■ WHAT YOU WILL DO
Using the data below, show every line where the word "stormbringer" occurs.

+++

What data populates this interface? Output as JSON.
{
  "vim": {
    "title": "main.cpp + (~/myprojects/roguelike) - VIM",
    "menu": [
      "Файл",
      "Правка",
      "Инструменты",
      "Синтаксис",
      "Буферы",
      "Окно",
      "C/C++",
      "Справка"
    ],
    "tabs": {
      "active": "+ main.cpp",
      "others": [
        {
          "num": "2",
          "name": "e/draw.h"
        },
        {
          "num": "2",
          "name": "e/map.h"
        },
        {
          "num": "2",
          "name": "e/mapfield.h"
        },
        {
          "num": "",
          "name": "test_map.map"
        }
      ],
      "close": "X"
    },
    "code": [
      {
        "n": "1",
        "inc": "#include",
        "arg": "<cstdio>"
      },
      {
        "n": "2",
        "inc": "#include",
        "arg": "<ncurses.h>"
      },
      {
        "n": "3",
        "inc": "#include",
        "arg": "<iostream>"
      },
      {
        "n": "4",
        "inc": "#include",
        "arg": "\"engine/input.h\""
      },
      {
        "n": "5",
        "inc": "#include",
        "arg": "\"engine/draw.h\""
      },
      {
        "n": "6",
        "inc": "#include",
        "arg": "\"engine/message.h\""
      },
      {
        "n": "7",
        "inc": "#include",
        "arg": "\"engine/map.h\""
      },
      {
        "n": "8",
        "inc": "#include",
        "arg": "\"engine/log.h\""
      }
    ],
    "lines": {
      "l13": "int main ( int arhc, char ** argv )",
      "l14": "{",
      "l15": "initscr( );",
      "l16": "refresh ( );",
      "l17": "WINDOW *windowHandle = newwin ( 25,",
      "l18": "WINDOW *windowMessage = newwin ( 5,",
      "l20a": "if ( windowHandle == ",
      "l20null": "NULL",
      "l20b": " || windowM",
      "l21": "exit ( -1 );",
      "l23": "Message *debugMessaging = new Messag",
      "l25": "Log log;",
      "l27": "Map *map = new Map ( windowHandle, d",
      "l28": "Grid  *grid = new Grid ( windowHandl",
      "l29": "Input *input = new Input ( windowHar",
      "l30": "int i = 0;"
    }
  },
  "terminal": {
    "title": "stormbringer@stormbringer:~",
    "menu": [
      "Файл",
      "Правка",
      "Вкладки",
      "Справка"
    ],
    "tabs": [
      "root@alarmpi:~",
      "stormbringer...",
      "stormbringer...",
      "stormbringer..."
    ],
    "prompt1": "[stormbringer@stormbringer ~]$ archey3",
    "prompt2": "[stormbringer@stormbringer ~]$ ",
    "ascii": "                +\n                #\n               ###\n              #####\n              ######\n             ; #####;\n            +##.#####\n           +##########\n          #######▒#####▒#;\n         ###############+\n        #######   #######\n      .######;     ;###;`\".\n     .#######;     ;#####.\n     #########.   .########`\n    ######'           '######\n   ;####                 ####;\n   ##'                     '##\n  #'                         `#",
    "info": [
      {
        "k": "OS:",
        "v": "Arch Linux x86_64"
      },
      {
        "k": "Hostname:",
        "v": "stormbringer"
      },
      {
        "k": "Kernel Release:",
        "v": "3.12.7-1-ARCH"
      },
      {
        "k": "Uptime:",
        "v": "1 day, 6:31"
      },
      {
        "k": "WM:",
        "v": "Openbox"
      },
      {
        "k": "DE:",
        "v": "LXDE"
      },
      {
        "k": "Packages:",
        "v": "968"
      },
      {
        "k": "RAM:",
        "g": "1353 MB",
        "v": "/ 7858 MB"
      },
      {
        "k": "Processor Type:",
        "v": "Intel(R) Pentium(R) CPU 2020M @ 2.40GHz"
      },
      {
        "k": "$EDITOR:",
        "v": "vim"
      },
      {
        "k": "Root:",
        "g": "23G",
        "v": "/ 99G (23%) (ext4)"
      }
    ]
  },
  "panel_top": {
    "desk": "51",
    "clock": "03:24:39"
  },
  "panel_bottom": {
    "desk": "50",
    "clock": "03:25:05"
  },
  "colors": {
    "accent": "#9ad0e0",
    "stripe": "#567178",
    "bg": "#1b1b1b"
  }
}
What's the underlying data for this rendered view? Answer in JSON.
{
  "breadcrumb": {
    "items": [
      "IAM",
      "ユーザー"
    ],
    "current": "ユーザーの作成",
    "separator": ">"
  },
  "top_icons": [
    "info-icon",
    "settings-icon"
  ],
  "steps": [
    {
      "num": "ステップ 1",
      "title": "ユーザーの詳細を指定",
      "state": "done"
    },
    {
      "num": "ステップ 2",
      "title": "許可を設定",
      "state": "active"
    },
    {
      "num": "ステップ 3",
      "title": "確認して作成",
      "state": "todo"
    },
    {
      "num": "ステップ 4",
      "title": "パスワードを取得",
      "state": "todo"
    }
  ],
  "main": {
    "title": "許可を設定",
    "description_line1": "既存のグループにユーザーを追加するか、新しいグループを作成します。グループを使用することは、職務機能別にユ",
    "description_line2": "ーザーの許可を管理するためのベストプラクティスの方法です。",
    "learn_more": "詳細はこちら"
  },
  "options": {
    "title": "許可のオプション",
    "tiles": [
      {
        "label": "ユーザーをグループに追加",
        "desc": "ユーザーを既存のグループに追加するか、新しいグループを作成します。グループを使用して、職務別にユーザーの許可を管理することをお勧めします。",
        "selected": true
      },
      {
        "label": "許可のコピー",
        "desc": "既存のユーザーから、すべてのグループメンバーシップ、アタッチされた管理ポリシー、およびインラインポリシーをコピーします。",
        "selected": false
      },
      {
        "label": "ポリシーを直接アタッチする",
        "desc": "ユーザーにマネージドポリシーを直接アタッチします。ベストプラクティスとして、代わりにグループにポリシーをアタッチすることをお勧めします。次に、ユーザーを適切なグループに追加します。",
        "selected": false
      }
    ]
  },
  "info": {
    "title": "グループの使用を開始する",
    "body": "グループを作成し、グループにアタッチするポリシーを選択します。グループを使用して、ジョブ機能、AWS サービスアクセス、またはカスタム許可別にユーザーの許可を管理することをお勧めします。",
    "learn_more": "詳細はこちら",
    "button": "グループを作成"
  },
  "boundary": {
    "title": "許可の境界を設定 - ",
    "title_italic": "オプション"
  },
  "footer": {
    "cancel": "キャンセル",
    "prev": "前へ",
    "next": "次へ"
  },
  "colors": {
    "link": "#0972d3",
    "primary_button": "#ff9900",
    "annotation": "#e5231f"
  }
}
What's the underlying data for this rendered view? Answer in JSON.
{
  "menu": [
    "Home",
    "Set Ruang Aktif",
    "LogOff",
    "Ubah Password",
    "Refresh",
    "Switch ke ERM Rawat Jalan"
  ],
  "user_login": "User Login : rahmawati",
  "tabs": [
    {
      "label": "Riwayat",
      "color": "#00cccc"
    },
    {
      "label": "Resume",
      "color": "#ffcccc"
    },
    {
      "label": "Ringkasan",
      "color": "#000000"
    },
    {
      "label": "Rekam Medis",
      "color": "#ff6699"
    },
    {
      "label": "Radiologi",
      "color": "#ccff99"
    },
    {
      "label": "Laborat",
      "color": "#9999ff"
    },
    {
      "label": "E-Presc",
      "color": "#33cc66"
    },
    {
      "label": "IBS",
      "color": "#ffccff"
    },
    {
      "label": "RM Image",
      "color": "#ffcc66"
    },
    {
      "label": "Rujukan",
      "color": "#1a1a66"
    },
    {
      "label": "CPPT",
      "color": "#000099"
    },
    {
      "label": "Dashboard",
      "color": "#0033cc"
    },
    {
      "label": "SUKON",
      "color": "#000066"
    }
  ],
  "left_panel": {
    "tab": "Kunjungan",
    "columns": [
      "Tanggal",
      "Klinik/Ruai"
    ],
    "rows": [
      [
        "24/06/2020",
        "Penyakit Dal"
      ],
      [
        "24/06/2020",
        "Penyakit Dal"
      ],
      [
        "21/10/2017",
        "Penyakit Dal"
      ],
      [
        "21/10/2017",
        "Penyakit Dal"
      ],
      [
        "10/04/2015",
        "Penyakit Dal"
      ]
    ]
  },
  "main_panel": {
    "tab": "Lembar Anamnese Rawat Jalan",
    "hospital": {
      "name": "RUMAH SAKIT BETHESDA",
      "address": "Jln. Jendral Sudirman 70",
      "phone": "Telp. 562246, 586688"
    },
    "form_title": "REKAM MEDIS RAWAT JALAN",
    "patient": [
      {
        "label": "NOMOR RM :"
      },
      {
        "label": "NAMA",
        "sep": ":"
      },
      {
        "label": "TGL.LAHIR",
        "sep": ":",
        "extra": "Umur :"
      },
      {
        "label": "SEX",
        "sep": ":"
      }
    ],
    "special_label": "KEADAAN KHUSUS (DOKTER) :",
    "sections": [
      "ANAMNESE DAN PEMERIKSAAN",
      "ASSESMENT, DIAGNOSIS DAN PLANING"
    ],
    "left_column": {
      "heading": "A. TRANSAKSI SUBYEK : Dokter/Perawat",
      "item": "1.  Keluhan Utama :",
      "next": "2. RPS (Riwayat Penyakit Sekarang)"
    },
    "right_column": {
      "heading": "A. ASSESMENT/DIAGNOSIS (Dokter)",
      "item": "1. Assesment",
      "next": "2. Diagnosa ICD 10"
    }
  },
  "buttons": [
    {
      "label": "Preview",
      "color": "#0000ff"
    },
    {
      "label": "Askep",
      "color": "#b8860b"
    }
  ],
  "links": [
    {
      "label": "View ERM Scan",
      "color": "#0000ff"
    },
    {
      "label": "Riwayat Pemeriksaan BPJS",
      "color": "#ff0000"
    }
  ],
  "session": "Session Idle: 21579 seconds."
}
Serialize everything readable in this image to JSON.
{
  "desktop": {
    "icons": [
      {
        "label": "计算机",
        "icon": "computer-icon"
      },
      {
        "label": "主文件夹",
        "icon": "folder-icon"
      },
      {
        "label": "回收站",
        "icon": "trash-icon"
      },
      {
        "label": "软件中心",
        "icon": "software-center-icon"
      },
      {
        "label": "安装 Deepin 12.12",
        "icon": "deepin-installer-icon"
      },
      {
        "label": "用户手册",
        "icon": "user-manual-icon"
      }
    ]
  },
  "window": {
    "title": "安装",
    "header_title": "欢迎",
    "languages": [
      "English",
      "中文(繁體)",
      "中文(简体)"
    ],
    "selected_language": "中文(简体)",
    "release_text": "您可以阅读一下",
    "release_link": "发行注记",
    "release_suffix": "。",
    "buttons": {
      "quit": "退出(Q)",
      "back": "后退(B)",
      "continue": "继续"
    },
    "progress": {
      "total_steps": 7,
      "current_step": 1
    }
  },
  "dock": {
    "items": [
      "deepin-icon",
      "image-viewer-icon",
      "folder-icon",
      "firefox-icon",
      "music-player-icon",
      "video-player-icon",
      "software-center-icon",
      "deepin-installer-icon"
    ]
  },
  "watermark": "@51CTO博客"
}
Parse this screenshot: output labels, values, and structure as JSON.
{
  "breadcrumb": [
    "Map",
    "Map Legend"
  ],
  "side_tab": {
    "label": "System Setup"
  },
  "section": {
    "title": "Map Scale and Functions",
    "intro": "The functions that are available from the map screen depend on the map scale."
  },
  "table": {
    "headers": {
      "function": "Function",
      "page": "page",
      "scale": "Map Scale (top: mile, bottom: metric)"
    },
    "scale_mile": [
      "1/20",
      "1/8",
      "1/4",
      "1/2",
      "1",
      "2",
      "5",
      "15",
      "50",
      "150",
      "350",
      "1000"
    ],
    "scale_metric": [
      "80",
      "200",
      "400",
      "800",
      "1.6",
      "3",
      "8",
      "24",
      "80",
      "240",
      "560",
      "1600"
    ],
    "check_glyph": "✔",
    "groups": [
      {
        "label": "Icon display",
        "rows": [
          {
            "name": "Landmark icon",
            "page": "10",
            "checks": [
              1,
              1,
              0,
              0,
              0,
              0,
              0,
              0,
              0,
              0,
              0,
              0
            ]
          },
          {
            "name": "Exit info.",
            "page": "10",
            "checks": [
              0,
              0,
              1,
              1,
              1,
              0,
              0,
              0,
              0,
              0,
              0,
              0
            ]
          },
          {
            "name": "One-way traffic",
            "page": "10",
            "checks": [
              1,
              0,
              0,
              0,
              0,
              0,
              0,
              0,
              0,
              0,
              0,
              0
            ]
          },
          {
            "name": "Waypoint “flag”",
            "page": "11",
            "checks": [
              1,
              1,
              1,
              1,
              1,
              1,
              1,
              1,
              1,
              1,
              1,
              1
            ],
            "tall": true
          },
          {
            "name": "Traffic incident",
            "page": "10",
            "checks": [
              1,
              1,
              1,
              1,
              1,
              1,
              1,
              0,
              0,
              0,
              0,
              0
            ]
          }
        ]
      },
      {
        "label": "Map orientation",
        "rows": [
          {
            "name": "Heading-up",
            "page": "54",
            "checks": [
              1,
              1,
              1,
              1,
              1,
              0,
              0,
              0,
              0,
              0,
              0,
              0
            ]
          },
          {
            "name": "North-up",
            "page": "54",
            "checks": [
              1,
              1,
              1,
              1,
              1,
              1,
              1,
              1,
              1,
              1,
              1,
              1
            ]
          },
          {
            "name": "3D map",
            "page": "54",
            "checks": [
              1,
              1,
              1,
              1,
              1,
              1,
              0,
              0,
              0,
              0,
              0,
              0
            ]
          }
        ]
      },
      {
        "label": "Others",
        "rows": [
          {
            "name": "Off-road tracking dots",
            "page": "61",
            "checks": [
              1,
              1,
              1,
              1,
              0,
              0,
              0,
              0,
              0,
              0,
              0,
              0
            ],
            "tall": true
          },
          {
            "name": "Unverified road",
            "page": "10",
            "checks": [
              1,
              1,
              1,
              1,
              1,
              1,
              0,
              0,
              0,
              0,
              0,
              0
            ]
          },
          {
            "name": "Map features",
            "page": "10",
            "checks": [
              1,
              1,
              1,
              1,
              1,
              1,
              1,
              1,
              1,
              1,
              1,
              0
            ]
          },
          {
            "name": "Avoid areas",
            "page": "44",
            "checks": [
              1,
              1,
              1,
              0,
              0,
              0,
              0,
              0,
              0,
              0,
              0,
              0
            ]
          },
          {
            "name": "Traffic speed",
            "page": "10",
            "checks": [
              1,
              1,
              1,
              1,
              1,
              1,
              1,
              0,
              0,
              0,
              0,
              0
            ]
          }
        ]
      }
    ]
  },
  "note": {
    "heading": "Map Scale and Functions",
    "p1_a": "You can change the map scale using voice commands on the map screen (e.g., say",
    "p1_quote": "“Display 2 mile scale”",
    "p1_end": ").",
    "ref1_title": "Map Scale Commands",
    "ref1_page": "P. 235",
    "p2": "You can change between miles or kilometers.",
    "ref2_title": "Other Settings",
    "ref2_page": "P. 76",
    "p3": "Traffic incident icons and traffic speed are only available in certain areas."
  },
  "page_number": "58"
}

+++

■ ANSWER BOX
    "title": "stormbringer@stormbringer:~",
      "stormbringer...",
      "stormbringer...",
      "stormbringer..."
    "prompt1": "[stormbringer@stormbringer ~]$ archey3",
    "prompt2": "[stormbringer@stormbringer ~]$ ",
        "v": "stormbringer"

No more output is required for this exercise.